The Heat: Migrant Crisis in South Africa

The Heat

Xenophobia in South Africa

Migrants from other parts of the continent are being blamed for the lack of jobs available to South Africans and the rise in crime throughout the country.

 

Jacob ZumaGenerally, there’s a narrative that is always attached to us, as Africans or as Blacks – when other people demonstrate they’re not welcoming the foreigners, it’s not said they’re
xenophobic. As you know, there’s an ongoing problem in Europe wherein the refugees that are coming, countries say they cannot come in, they don’t want them but nobody says they’re xenophobic. It’s like when there is something wrong with Africans, it’s corruption, if it’s done NOT by us, it’s collusion.

-South African President Jacob Zuma

 

Africans are being attacked in the streets, their homes and businesses burned to the ground. Many believe these attacks are not xenophobia, but an Afrophobia– discrimination synonymous with apartheid, reserved for other Africans.

CGTN’s Yolisa Njamela reports.

Countries all over the African continent played a huge rule in South Africa’s successful fight against apartheid. Are those countries still considered allies in the fight against xenophobia and discrimination, or unwelcome troublemakers?

 

“I want to insist that the majority of immigrants in South Africa have no criminal
intentions. There are those few who may have criminal intentions, who engage in criminal acts. As the department of Home Affairs charged with the responsibility of managing international migration, we wish to see a South Africa in which those who commit crime and corruption are not profiled according to nationality but are dealt with as criminals by the agencies of the state mandated to deal with that area. It cannot be the responsibility of vigilantes, it cannot be the responsibility of anybody taking the law into their own hands.”

Malusi Gigaba, South African Minister Home Affairs

 

For more on the situation in South Africa:

  • Rodney Tshaka, a South African professor of theology at the University of South Africa
  • Kayode Ogunadamisi, a Nigerian commentator and journalist
  • And Nii Akuetteh, an Africa policy analyst

The Heat: Migrant Crisis in South Africa Pt 1
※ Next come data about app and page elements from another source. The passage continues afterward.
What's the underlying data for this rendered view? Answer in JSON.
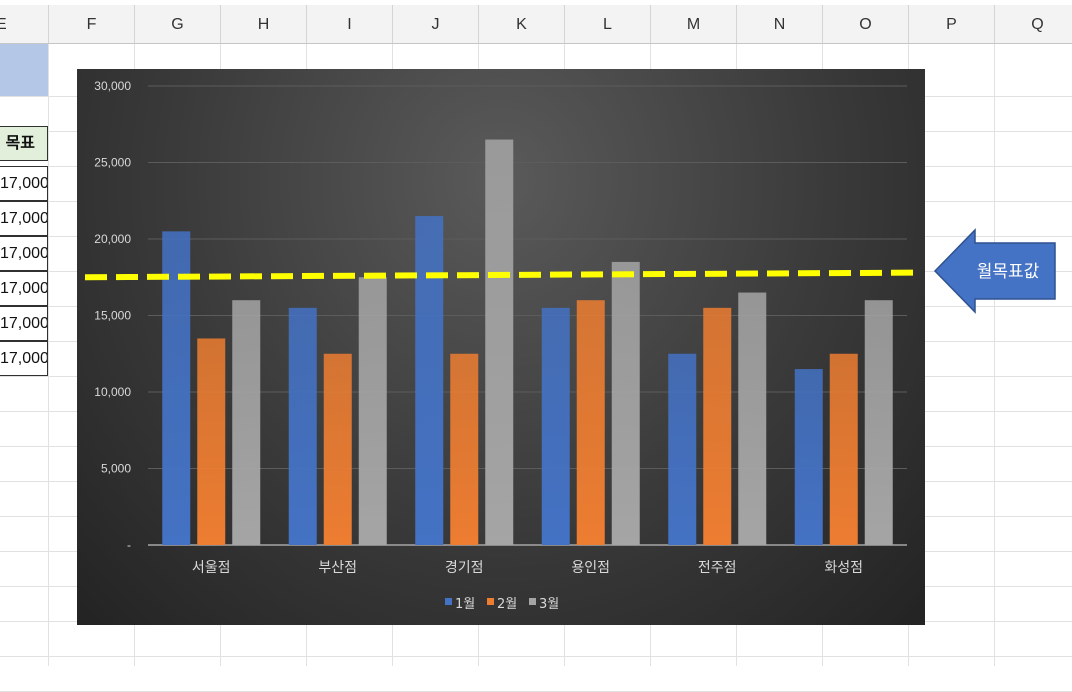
{
  "columns": [
    "E",
    "F",
    "G",
    "H",
    "I",
    "J",
    "K",
    "L",
    "M",
    "N",
    "O",
    "P",
    "Q"
  ],
  "table": {
    "header": "목표",
    "values": [
      "17,000",
      "17,000",
      "17,000",
      "17,000",
      "17,000",
      "17,000"
    ]
  },
  "callout": {
    "label": "월목표값"
  },
  "colors": {
    "series1": "#4472c4",
    "series2": "#ed7d31",
    "series3": "#a5a5a5",
    "target_line": "#ffff00",
    "callout_fill": "#4472c4",
    "header_fill": "#e2efda",
    "selected_cell": "#b4c7e7"
  },
  "chart_data": {
    "type": "bar",
    "categories": [
      "서울점",
      "부산점",
      "경기점",
      "용인점",
      "전주점",
      "화성점"
    ],
    "series": [
      {
        "name": "1월",
        "values": [
          20500,
          15500,
          21500,
          15500,
          12500,
          11500
        ]
      },
      {
        "name": "2월",
        "values": [
          13500,
          12500,
          12500,
          16000,
          15500,
          12500
        ]
      },
      {
        "name": "3월",
        "values": [
          16000,
          17500,
          26500,
          18500,
          16500,
          16000
        ]
      }
    ],
    "ylim": [
      0,
      30000
    ],
    "yticks": [
      {
        "value": 0,
        "label": "-"
      },
      {
        "value": 5000,
        "label": "5,000"
      },
      {
        "value": 10000,
        "label": "10,000"
      },
      {
        "value": 15000,
        "label": "15,000"
      },
      {
        "value": 20000,
        "label": "20,000"
      },
      {
        "value": 25000,
        "label": "25,000"
      },
      {
        "value": 30000,
        "label": "30,000"
      }
    ],
    "target_line": {
      "start": 17500,
      "end": 17800
    },
    "grid": true,
    "legend": "bottom"
  }
}
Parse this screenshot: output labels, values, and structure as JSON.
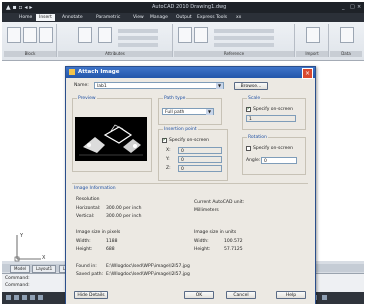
{
  "app": {
    "title": "AutoCAD 2010  Drawing1.dwg",
    "tabs": [
      "Home",
      "Insert",
      "Annotate",
      "Parametric",
      "View",
      "Manage",
      "Output",
      "Express Tools",
      "xx"
    ],
    "active_tab": 1,
    "ribbon_panels": [
      "Block",
      "Attributes",
      "Reference",
      "Import",
      "Data"
    ],
    "model_tabs": [
      "Model",
      "Layout1",
      "Layout2"
    ],
    "command_lines": [
      "Command:",
      "Command:"
    ],
    "ucs": {
      "x": "X",
      "y": "Y"
    }
  },
  "dialog": {
    "title": "Attach Image",
    "name_label": "Name:",
    "name_value": "lab1",
    "browse_label": "Browse...",
    "preview_label": "Preview",
    "path_type": {
      "label": "Path type",
      "value": "Full path"
    },
    "insertion": {
      "label": "Insertion point",
      "specify_on_screen": "Specify on-screen",
      "x": "X:",
      "y": "Y:",
      "z": "Z:",
      "x_value": "0",
      "y_value": "0",
      "z_value": "0"
    },
    "scale": {
      "label": "Scale",
      "specify_on_screen": "Specify on-screen",
      "value": "1"
    },
    "rotation": {
      "label": "Rotation",
      "specify_on_screen": "Specify on-screen",
      "angle_label": "Angle:",
      "angle_value": "0"
    },
    "image_info": {
      "label": "Image Information",
      "resolution": "Resolution",
      "horizontal_label": "Horizontal:",
      "horizontal_value": "300.00 per inch",
      "vertical_label": "Vertical:",
      "vertical_value": "300.00 per inch",
      "current_unit_label": "Current AutoCAD unit:",
      "current_unit_value": "Millimeters",
      "size_pixels_label": "Image size in pixels",
      "width_label": "Width:",
      "width_pixels": "1188",
      "height_label": "Height:",
      "height_pixels": "688",
      "size_units_label": "Image size in units",
      "width_units": "100.572",
      "height_units": "57.7125",
      "found_in_label": "Found in:",
      "found_in_value": "E:\\Wlogdoc\\lsed\\WPF\\image\\l2l57.jpg",
      "saved_path_label": "Saved path:",
      "saved_path_value": "E:\\Wlogdoc\\lsed\\WPF\\image\\l2l57.jpg"
    },
    "hide_details": "Hide Details",
    "ok": "OK",
    "cancel": "Cancel",
    "help": "Help"
  },
  "colors": {
    "dialog_title": "#2356aa",
    "close": "#d9482e",
    "titlebar": "#1e2228"
  }
}
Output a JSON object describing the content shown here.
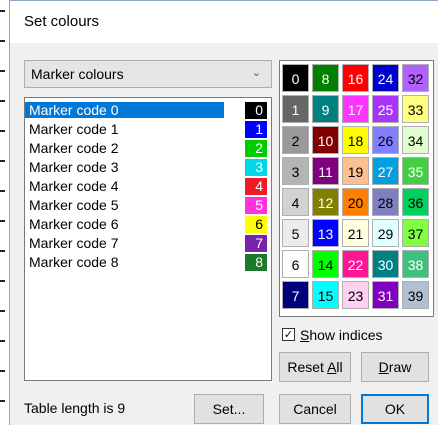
{
  "dialog": {
    "title": "Set colours"
  },
  "combo": {
    "value": "Marker colours",
    "chevron": "⌄"
  },
  "list": [
    {
      "label": "Marker code 0",
      "code": "0",
      "bg": "#000000",
      "fg": "#ffffff",
      "selected": true
    },
    {
      "label": "Marker code 1",
      "code": "1",
      "bg": "#0000ff",
      "fg": "#ffffff"
    },
    {
      "label": "Marker code 2",
      "code": "2",
      "bg": "#00cc00",
      "fg": "#ffffff"
    },
    {
      "label": "Marker code 3",
      "code": "3",
      "bg": "#00d8e8",
      "fg": "#ffffff"
    },
    {
      "label": "Marker code 4",
      "code": "4",
      "bg": "#ee1c24",
      "fg": "#ffffff"
    },
    {
      "label": "Marker code 5",
      "code": "5",
      "bg": "#ff33dd",
      "fg": "#ffffff"
    },
    {
      "label": "Marker code 6",
      "code": "6",
      "bg": "#ffff00",
      "fg": "#000000"
    },
    {
      "label": "Marker code 7",
      "code": "7",
      "bg": "#7a22aa",
      "fg": "#ffffff"
    },
    {
      "label": "Marker code 8",
      "code": "8",
      "bg": "#1b7a2a",
      "fg": "#ffffff"
    }
  ],
  "palette": [
    {
      "n": "0",
      "bg": "#000000",
      "fg": "#ffffff",
      "sel": true
    },
    {
      "n": "1",
      "bg": "#666666",
      "fg": "#ffffff"
    },
    {
      "n": "2",
      "bg": "#999999",
      "fg": "#000000"
    },
    {
      "n": "3",
      "bg": "#b4b4b4",
      "fg": "#000000"
    },
    {
      "n": "4",
      "bg": "#d2d2d2",
      "fg": "#000000"
    },
    {
      "n": "5",
      "bg": "#ececec",
      "fg": "#000000"
    },
    {
      "n": "6",
      "bg": "#ffffff",
      "fg": "#000000"
    },
    {
      "n": "7",
      "bg": "#00007a",
      "fg": "#ffffff"
    },
    {
      "n": "8",
      "bg": "#008000",
      "fg": "#ffffff"
    },
    {
      "n": "9",
      "bg": "#008080",
      "fg": "#ffffff"
    },
    {
      "n": "10",
      "bg": "#800000",
      "fg": "#ffffff"
    },
    {
      "n": "11",
      "bg": "#800080",
      "fg": "#ffffff"
    },
    {
      "n": "12",
      "bg": "#808000",
      "fg": "#ffffff"
    },
    {
      "n": "13",
      "bg": "#0000ff",
      "fg": "#ffffff"
    },
    {
      "n": "14",
      "bg": "#00ff00",
      "fg": "#000000"
    },
    {
      "n": "15",
      "bg": "#00ffff",
      "fg": "#000000"
    },
    {
      "n": "16",
      "bg": "#ff0000",
      "fg": "#ffffff"
    },
    {
      "n": "17",
      "bg": "#ff33ff",
      "fg": "#ffffff"
    },
    {
      "n": "18",
      "bg": "#ffff00",
      "fg": "#000000"
    },
    {
      "n": "19",
      "bg": "#ffc090",
      "fg": "#000000"
    },
    {
      "n": "20",
      "bg": "#ff8000",
      "fg": "#000000"
    },
    {
      "n": "21",
      "bg": "#ffffe0",
      "fg": "#000000"
    },
    {
      "n": "22",
      "bg": "#ff1493",
      "fg": "#ffffff"
    },
    {
      "n": "23",
      "bg": "#ffd0f0",
      "fg": "#000000"
    },
    {
      "n": "24",
      "bg": "#0000cc",
      "fg": "#ffffff"
    },
    {
      "n": "25",
      "bg": "#aa33ff",
      "fg": "#ffffff"
    },
    {
      "n": "26",
      "bg": "#8080ff",
      "fg": "#000000"
    },
    {
      "n": "27",
      "bg": "#00a0e0",
      "fg": "#ffffff"
    },
    {
      "n": "28",
      "bg": "#8080c0",
      "fg": "#000000"
    },
    {
      "n": "29",
      "bg": "#e0ffff",
      "fg": "#000000"
    },
    {
      "n": "30",
      "bg": "#008080",
      "fg": "#ffffff"
    },
    {
      "n": "31",
      "bg": "#8000c0",
      "fg": "#ffffff"
    },
    {
      "n": "32",
      "bg": "#b060ff",
      "fg": "#000000"
    },
    {
      "n": "33",
      "bg": "#ffff80",
      "fg": "#000000"
    },
    {
      "n": "34",
      "bg": "#e0ffd0",
      "fg": "#000000"
    },
    {
      "n": "35",
      "bg": "#40d040",
      "fg": "#ffffff"
    },
    {
      "n": "36",
      "bg": "#00d060",
      "fg": "#000000"
    },
    {
      "n": "37",
      "bg": "#80ff40",
      "fg": "#000000"
    },
    {
      "n": "38",
      "bg": "#40c080",
      "fg": "#ffffff"
    },
    {
      "n": "39",
      "bg": "#b0c0d0",
      "fg": "#000000"
    }
  ],
  "checkbox": {
    "prefix": "",
    "accel": "S",
    "rest": "how indices",
    "checked": "✓"
  },
  "buttons": {
    "reset_pre": "Reset ",
    "reset_accel": "A",
    "reset_post": "ll",
    "draw_accel": "D",
    "draw_post": "raw",
    "set": "Set...",
    "cancel": "Cancel",
    "ok": "OK"
  },
  "footer": {
    "table_length": "Table length is 9"
  }
}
Migrants from other parts of the continent are being blamed for the lack of jobs available to South Africans and the rise in crime throughout the country.Africans are being attacked in the streets, their homes and businesses burned to the ground. Many believe these attacks are not xenophobia, but an Afrophobia-- discrimination synonymous with apartheid, reserved for other Africans. CGTN’s Yolisa Njamela has more. Countries all over the African continent played a huge rule in South Africa’s successful fight against apartheid. Are those countries still considered allies in the fight against xenophobia and discrimination, or unwelcome troublemakers? For more on the situation in South Africa: Rodney Tshaka, a South African professor of theology at the University of South Africa. Kayode Ogunadamisi, a Nigerian commentator and journalist. And Nii Akuetteh, an Africa policy analyst.

The Heat: Migrant Crisis in South Africa Pt 2

Migrants from other parts of the continent are being blamed for the lack of jobs available to South Africans and the rise in crime throughout the country.Africans are being attacked in the streets, their homes and businesses burned to the ground. Many believe these attacks are not xenophobia, but an Afrophobia-- discrimination synonymous with apartheid, reserved for other Africans. Countries all over the African continent played a huge rule in South Africa’s successful fight against apartheid. Are those countries still considered allies in the fight against xenophobia and discrimination, or unwelcome troublemakers? For more on the situation in South Africa: Rodney Tshaka, a South African professor of theology at the University of South Africa. Kayode Ogunadamisi, a Nigerian commentator and journalist. And Nii Akuetteh, an Africa policy analyst.

For more: